- Sorting system for input files
- Videos that I may or may not edit sorted in folders by year, month, day, and camera
- Other source files (title splash, end splash, map zooms and so on) sorted by type
- Music files sorted by public domain and licensed (with license information in the folder)
- Sound effect files sorted by public domain and licensed (with license information in the folder)
- Sorting system for output files
- Finished edits sorted in folders by year, channel, month, then day
I combine this with notes on when I’ve been at the range, to know where to look for specific files. It has worked well thus far. Perhaps most importantly, it is system agnostic, and – although it does require some time spent sorting (and yes, I do this manually) when I download my source files to my hard drive, it also means I never have to spend time looking through a large number of different videos before getting to the one I’m looking for.
As someone with a background in DAM, it might seem odd that I have chosen such a low-tech, manual system. The reason is simply that, great though a DAM is, it requires some level of critical mass before you can start to reap benefits. My operation is myself and my cameras, and even if I’ve got every camera with me (which I almost never do), and set them all up to shoot (which I almost never do), the resulting output is still so low that sorting manually is good enough.
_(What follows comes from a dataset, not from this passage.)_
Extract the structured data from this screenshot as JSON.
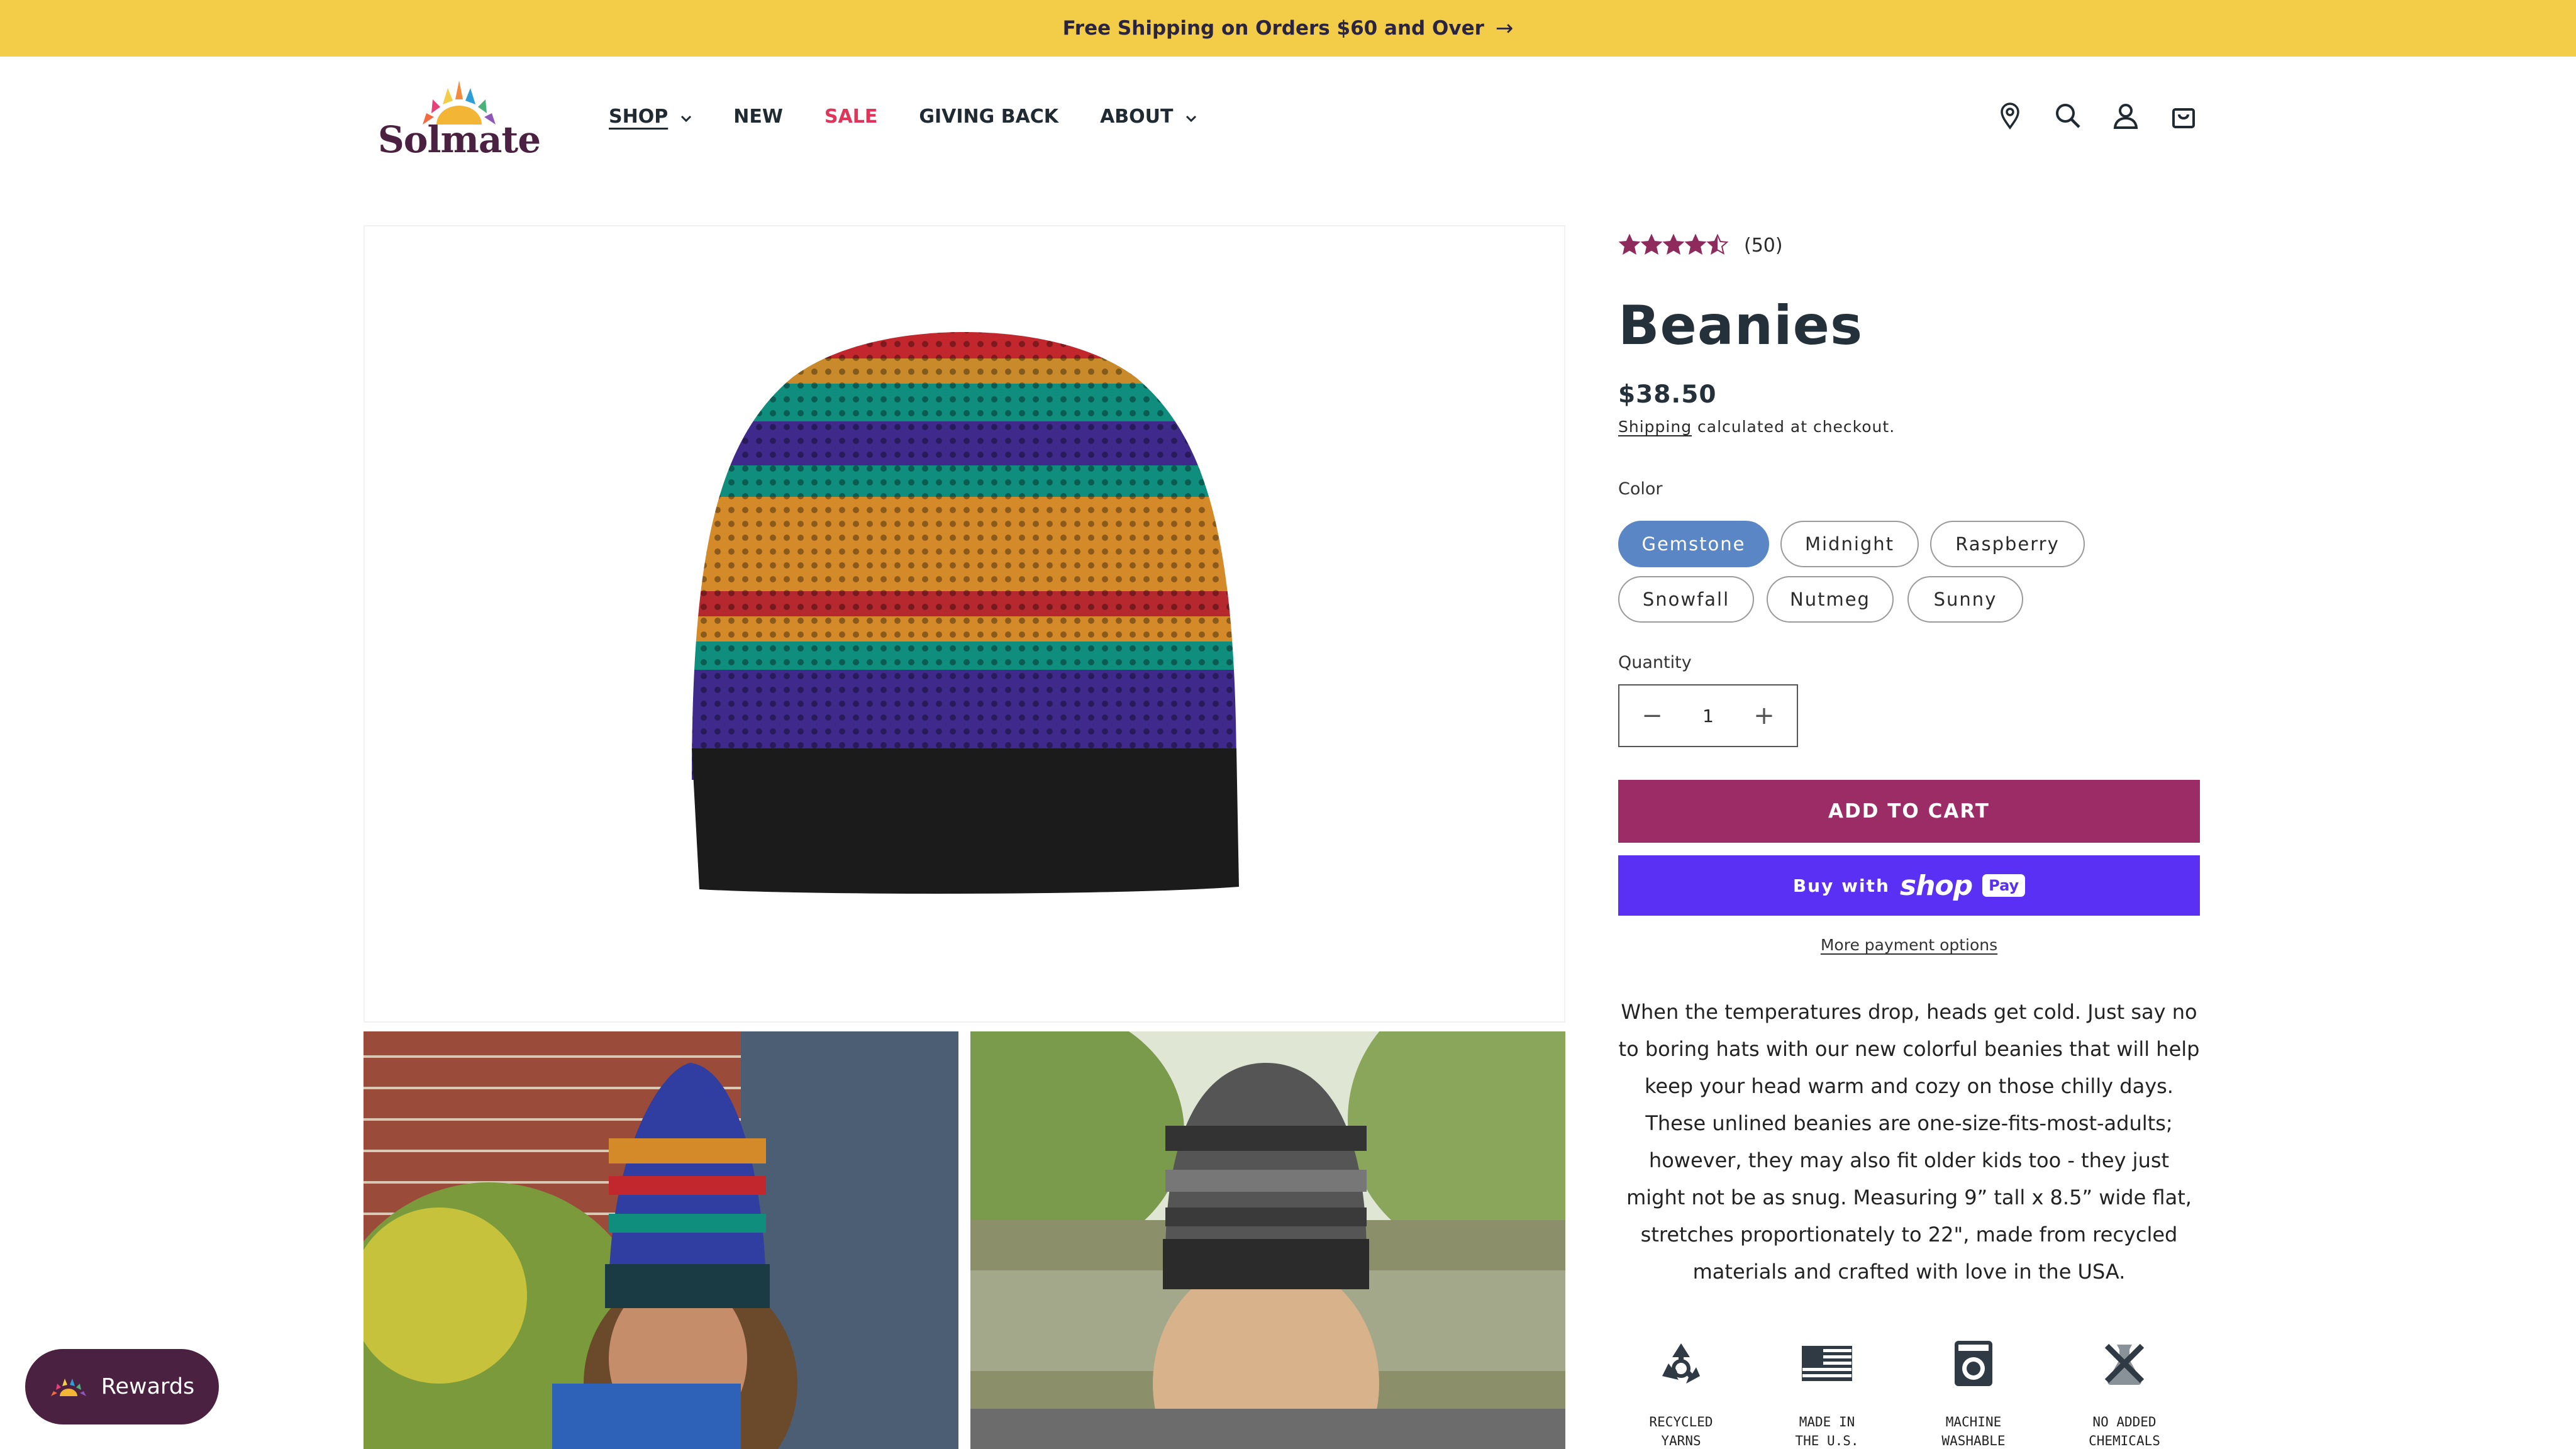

My sorting system is helped greatly by the fact that I meticulously log all my trips to the range, meaning that I can look up when I was at the range to find the footage I’m looking for (and I only need to do so rarely, because I usually edit my videos within a few days of downloading the files from my cameras).